Montana incest sentence ‘reprehensible’ but no way to appeal


HELENA, Mont. (AP) — Montana’s attorney general’s office has been unable to find legal grounds to challenge a judge’s decision to send a man to jail for 60 days for raping his 12-year-old daughter, state Department of Justice spokesman Eric Sell said Monday.

The amount of time behind bars, considered lenient by many, is “reprehensible” but that alone was not enough to appeal the Oct. 4 sentence issued by District Judge John McKeon, Sell said. The Associated Press is not naming the man to avoid identifying the victim of a sexual assault.

State law in Montana and many other states mandates minimum 25-year-prison sentences for sexual assaults of victims age 12 or younger.

However, McKeon said a legal exception allowed him to suspend most of the 30-year sentence he gave the man because a court-appointed evaluator said treatment outside of prison was best to rehabilitate the offender while protecting the victim and society.

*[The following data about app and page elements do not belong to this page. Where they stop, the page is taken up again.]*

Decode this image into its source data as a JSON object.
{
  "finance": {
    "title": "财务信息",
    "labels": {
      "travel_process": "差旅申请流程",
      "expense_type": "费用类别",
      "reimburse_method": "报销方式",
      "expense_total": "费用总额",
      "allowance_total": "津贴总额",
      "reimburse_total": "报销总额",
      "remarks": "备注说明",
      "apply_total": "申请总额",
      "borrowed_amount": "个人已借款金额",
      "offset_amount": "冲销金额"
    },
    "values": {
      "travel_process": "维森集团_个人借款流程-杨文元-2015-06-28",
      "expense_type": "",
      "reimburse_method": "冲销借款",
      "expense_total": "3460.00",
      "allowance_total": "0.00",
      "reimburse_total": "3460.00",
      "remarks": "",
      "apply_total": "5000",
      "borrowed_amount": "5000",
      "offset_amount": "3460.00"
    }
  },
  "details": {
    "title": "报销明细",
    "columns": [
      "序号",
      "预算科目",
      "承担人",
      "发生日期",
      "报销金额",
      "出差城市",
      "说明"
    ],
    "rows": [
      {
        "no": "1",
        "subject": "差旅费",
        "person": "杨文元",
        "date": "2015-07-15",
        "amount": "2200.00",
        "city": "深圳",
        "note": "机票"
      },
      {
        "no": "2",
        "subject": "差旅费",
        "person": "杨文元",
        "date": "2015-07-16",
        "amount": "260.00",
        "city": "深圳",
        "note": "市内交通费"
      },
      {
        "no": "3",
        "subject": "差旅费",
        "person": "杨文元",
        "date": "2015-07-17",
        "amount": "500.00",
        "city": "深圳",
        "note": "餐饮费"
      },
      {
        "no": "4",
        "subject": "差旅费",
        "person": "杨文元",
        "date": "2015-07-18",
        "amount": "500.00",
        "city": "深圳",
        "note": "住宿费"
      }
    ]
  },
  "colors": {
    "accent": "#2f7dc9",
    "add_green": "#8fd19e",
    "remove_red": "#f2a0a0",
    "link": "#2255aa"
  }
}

The judge also noted the man did not have a felony record, had a job, community and church support and there was a lack of input from the victim or from an advocate for the victim.

The man must undergo sex offender treatment and faces many other restrictions. He was given credit for 17 days in jail he had served prior to sentencing. McKeon required him to serve the rest of his jail time within six months, saying he could stagger the time out in two-day jail periods at a time.

McKeon’s sentencing order noted the girl’s mother and grandmother wrote letters to the court supporting community-based treatment in order to keep the man in the lives of his two sons. The mother walked in on the father raping the child, court records said.

An online petition arguing for McKeon to be impeached drew 260,000 supporters but he retired in late November after announcing earlier in the year and before issuing the sentence that he would do so.

“The sentence may not be a popular decision by certain members of the general public, but it is a just and proper decision given the record before the Court and the law the Court is sworn to uphold,” McKeon wrote in his Oct. 17 sentencing order.

Assistant Attorney General Dan Guzynski has proposed legislation that would close the loophole that allowed for the sentencing exception.

The attorney general’s office will advocate on behalf of that change during the state legislative session that begins on Jan. 2, Sell said.

“We are hopeful that the legislature sees the wisdom in the proposed change,” Sell said in an email to The Associated Press.